Material and Methods: We analyzed the NAA levels in selected brain areas in 58 schizophrenic patients and 21 healthy controls. 10 patients were treated with typical neuroleptics, 10 patients with clozapine, 17 received olanzapine and 21 – risperidone. 1H MRS was performed on a 1,5 MR scanner with PRESS sequence. Voxels of 2×2×2 cm were localized in the left frontal, left temporal lobe and left thalamus.
Results: There were no differences in NAA levels between patients on typical and atypical medications analyzed together and separately (olanzapine, clozapine and risperidone groups). We also did not find any differences between patients taking selected atypical neuroleptics and controls. The NAA level in the thalamus in the group of patients receiving typical antipsychotics was the lowest among all groups and differed significantly from healthy controls.

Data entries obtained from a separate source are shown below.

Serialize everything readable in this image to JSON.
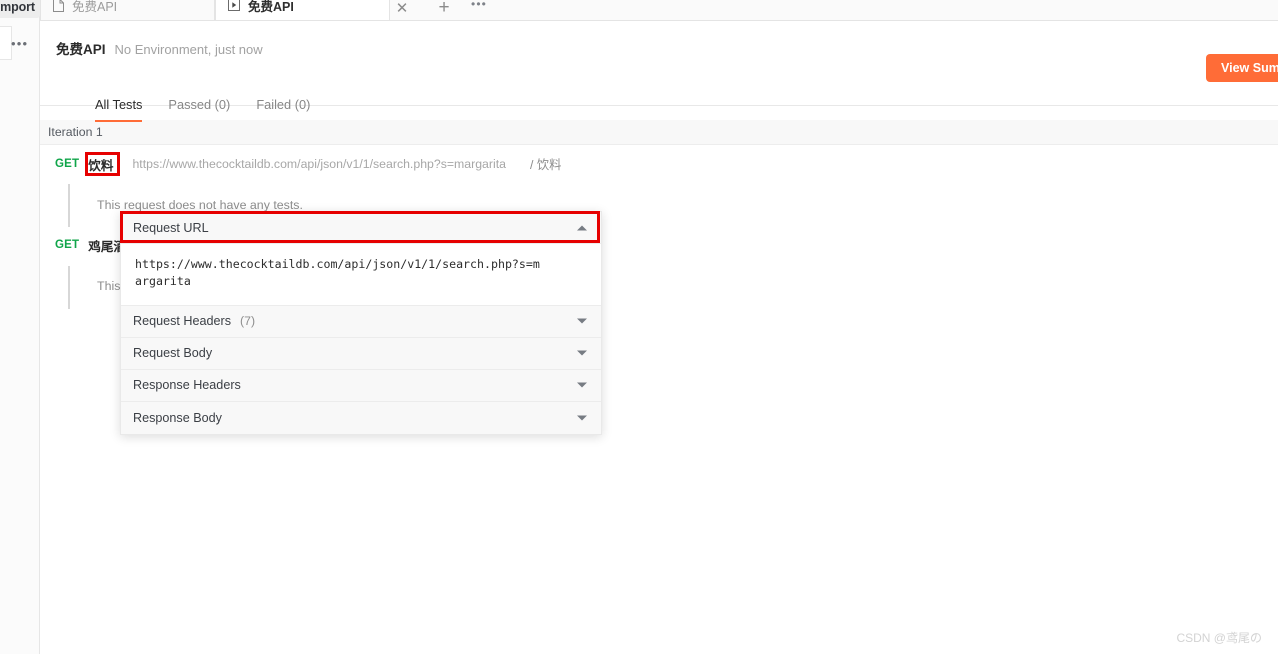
{
  "left_rail": {
    "import_label": "Import",
    "more_icon": "more-horizontal-icon"
  },
  "tabs": {
    "items": [
      {
        "label": "免费API",
        "icon": "document-icon",
        "active": false
      },
      {
        "label": "免费API",
        "icon": "runner-play-icon",
        "active": true
      }
    ],
    "close_label": "✕",
    "new_tab_label": "+",
    "more_label": "•••"
  },
  "run_header": {
    "title": "免费API",
    "subtitle": "No Environment, just now",
    "view_summary_label": "View Summary"
  },
  "filter_tabs": [
    {
      "label": "All Tests",
      "selected": true
    },
    {
      "label": "Passed (0)",
      "selected": false
    },
    {
      "label": "Failed (0)",
      "selected": false
    }
  ],
  "iteration": {
    "label": "Iteration 1"
  },
  "requests": [
    {
      "method": "GET",
      "name": "饮料",
      "url": "https://www.thecocktaildb.com/api/json/v1/1/search.php?s=margarita",
      "folder": "/ 饮料",
      "no_tests": "This request does not have any tests."
    },
    {
      "method": "GET",
      "name": "鸡尾酒",
      "no_tests": "This request does not have any tests."
    }
  ],
  "popover": {
    "sections": [
      {
        "title": "Request URL",
        "count": "",
        "expanded": true,
        "body": "https://www.thecocktaildb.com/api/json/v1/1/search.php?s=margarita"
      },
      {
        "title": "Request Headers",
        "count": "(7)",
        "expanded": false
      },
      {
        "title": "Request Body",
        "count": "",
        "expanded": false
      },
      {
        "title": "Response Headers",
        "count": "",
        "expanded": false
      },
      {
        "title": "Response Body",
        "count": "",
        "expanded": false
      }
    ]
  },
  "watermark": "CSDN @鸢尾の",
  "colors": {
    "accent": "#ff6c37",
    "method_get": "#10a54a",
    "annotation": "#e60000"
  }
}
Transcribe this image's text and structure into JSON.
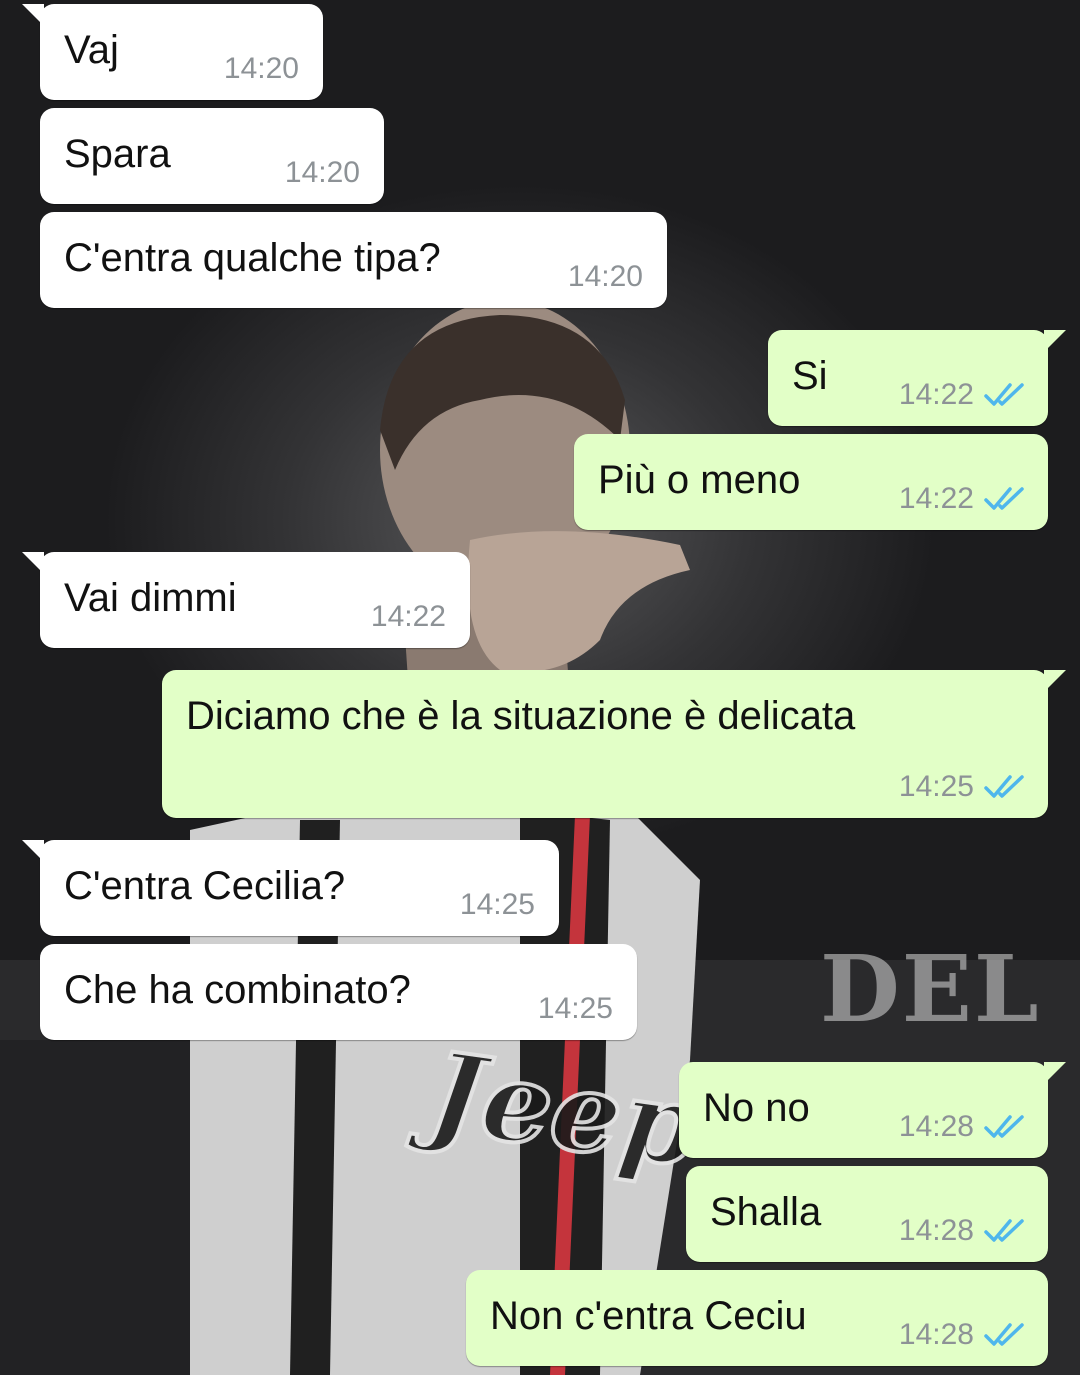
{
  "colors": {
    "incoming_bubble": "#ffffff",
    "outgoing_bubble": "#e2ffc7",
    "read_ticks": "#4fb6ec",
    "time_text": "#8d9296"
  },
  "wallpaper": {
    "stadium_text": "DEL",
    "jersey_text": "Jeep"
  },
  "messages": [
    {
      "direction": "in",
      "text": "Vaj",
      "time": "14:20"
    },
    {
      "direction": "in",
      "text": "Spara",
      "time": "14:20"
    },
    {
      "direction": "in",
      "text": "C'entra qualche tipa?",
      "time": "14:20"
    },
    {
      "direction": "out",
      "text": "Si",
      "time": "14:22",
      "status": "read"
    },
    {
      "direction": "out",
      "text": "Più o meno",
      "time": "14:22",
      "status": "read"
    },
    {
      "direction": "in",
      "text": "Vai dimmi",
      "time": "14:22"
    },
    {
      "direction": "out",
      "text": "Diciamo che è la situazione è delicata",
      "time": "14:25",
      "status": "read"
    },
    {
      "direction": "in",
      "text": "C'entra Cecilia?",
      "time": "14:25"
    },
    {
      "direction": "in",
      "text": "Che ha combinato?",
      "time": "14:25"
    },
    {
      "direction": "out",
      "text": "No no",
      "time": "14:28",
      "status": "read"
    },
    {
      "direction": "out",
      "text": "Shalla",
      "time": "14:28",
      "status": "read"
    },
    {
      "direction": "out",
      "text": "Non c'entra Ceciu",
      "time": "14:28",
      "status": "read"
    }
  ]
}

Conclusions: The results of our study suggest that atypical neuroleptics may have favorable effect on NAA concentration in brain of schizophrenic patients. Decrease in NAA level in patients taking typical medication may be caused by the progression of the disease or by the direct action of these drugs.
Keywords: Antipsychotic Agents - therapeutic use, Adult, Aspartic Acid - metabolism, Brain - pathology, Female, Humans, Magnetic Resonance Imaging, Male, Schizophrenia - physiopathology